WHAT IS NEEDED: Nothing other than an exact copy of the records should be returned.

EXERCISE MATERIALS:
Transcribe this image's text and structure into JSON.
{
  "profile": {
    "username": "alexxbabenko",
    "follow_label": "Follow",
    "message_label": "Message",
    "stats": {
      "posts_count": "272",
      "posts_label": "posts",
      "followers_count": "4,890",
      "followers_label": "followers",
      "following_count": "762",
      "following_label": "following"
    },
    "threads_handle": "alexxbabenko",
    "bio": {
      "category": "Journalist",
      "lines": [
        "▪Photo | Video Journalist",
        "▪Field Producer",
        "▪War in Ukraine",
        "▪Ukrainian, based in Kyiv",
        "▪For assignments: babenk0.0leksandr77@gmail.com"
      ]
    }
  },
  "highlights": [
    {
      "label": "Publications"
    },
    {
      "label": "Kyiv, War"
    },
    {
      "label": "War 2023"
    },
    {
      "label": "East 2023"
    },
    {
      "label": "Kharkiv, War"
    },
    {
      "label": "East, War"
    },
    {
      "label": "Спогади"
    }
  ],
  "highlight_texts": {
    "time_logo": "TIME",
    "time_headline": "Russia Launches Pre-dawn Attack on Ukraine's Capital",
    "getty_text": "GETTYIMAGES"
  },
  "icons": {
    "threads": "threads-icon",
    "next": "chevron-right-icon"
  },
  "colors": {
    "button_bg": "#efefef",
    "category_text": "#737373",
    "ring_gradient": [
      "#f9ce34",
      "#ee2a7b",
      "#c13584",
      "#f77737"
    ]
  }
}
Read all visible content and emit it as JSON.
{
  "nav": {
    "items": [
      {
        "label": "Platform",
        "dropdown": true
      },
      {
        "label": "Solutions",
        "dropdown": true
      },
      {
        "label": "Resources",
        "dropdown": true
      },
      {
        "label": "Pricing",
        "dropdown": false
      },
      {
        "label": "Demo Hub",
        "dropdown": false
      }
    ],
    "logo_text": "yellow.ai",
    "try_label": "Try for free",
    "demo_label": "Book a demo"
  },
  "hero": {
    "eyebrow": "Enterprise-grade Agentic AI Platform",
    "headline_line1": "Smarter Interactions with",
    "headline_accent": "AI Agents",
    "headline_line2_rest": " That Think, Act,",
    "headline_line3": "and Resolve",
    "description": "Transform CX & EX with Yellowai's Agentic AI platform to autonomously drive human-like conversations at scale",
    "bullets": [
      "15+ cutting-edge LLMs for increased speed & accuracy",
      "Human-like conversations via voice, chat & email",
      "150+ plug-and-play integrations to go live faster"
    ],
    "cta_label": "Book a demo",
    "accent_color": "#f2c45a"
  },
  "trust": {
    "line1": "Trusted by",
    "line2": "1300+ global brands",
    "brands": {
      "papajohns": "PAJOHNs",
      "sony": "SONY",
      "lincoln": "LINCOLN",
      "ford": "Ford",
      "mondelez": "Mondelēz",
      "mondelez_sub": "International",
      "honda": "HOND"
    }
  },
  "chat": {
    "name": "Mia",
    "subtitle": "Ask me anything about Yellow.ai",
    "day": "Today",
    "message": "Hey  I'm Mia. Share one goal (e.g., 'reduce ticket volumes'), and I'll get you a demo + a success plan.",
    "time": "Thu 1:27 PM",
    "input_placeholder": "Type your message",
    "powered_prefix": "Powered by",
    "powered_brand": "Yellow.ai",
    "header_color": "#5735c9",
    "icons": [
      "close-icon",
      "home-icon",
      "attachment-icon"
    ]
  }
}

REPLY TO THE TASK:
Transcribe this image's text and structure into JSON.
{
  "profile": {
    "username": "alexxbabenko",
    "follow_label": "Follow",
    "message_label": "Message",
    "stats": {
      "posts_count": "272",
      "posts_label": "posts",
      "followers_count": "4,890",
      "followers_label": "followers",
      "following_count": "762",
      "following_label": "following"
    },
    "threads_handle": "alexxbabenko",
    "bio": {
      "category": "Journalist",
      "lines": [
        "▪Photo | Video Journalist",
        "▪Field Producer",
        "▪War in Ukraine",
        "▪Ukrainian, based in Kyiv",
        "▪For assignments: babenk0.0leksandr77@gmail.com"
      ]
    }
  },
  "highlights": [
    {
      "label": "Publications"
    },
    {
      "label": "Kyiv, War"
    },
    {
      "label": "War 2023"
    },
    {
      "label": "East 2023"
    },
    {
      "label": "Kharkiv, War"
    },
    {
      "label": "East, War"
    },
    {
      "label": "Спогади"
    }
  ],
  "highlight_texts": {
    "time_logo": "TIME",
    "time_headline": "Russia Launches Pre-dawn Attack on Ukraine's Capital",
    "getty_text": "GETTYIMAGES"
  },
  "icons": {
    "threads": "threads-icon",
    "next": "chevron-right-icon"
  },
  "colors": {
    "button_bg": "#efefef",
    "category_text": "#737373",
    "ring_gradient": [
      "#f9ce34",
      "#ee2a7b",
      "#c13584",
      "#f77737"
    ]
  }
}
Read all visible content and emit it as JSON.
{
  "nav": {
    "items": [
      {
        "label": "Platform",
        "dropdown": true
      },
      {
        "label": "Solutions",
        "dropdown": true
      },
      {
        "label": "Resources",
        "dropdown": true
      },
      {
        "label": "Pricing",
        "dropdown": false
      },
      {
        "label": "Demo Hub",
        "dropdown": false
      }
    ],
    "logo_text": "yellow.ai",
    "try_label": "Try for free",
    "demo_label": "Book a demo"
  },
  "hero": {
    "eyebrow": "Enterprise-grade Agentic AI Platform",
    "headline_line1": "Smarter Interactions with",
    "headline_accent": "AI Agents",
    "headline_line2_rest": " That Think, Act,",
    "headline_line3": "and Resolve",
    "description": "Transform CX & EX with Yellowai's Agentic AI platform to autonomously drive human-like conversations at scale",
    "bullets": [
      "15+ cutting-edge LLMs for increased speed & accuracy",
      "Human-like conversations via voice, chat & email",
      "150+ plug-and-play integrations to go live faster"
    ],
    "cta_label": "Book a demo",
    "accent_color": "#f2c45a"
  },
  "trust": {
    "line1": "Trusted by",
    "line2": "1300+ global brands",
    "brands": {
      "papajohns": "PAJOHNs",
      "sony": "SONY",
      "lincoln": "LINCOLN",
      "ford": "Ford",
      "mondelez": "Mondelēz",
      "mondelez_sub": "International",
      "honda": "HOND"
    }
  },
  "chat": {
    "name": "Mia",
    "subtitle": "Ask me anything about Yellow.ai",
    "day": "Today",
    "message": "Hey  I'm Mia. Share one goal (e.g., 'reduce ticket volumes'), and I'll get you a demo + a success plan.",
    "time": "Thu 1:27 PM",
    "input_placeholder": "Type your message",
    "powered_prefix": "Powered by",
    "powered_brand": "Yellow.ai",
    "header_color": "#5735c9",
    "icons": [
      "close-icon",
      "home-icon",
      "attachment-icon"
    ]
  }
}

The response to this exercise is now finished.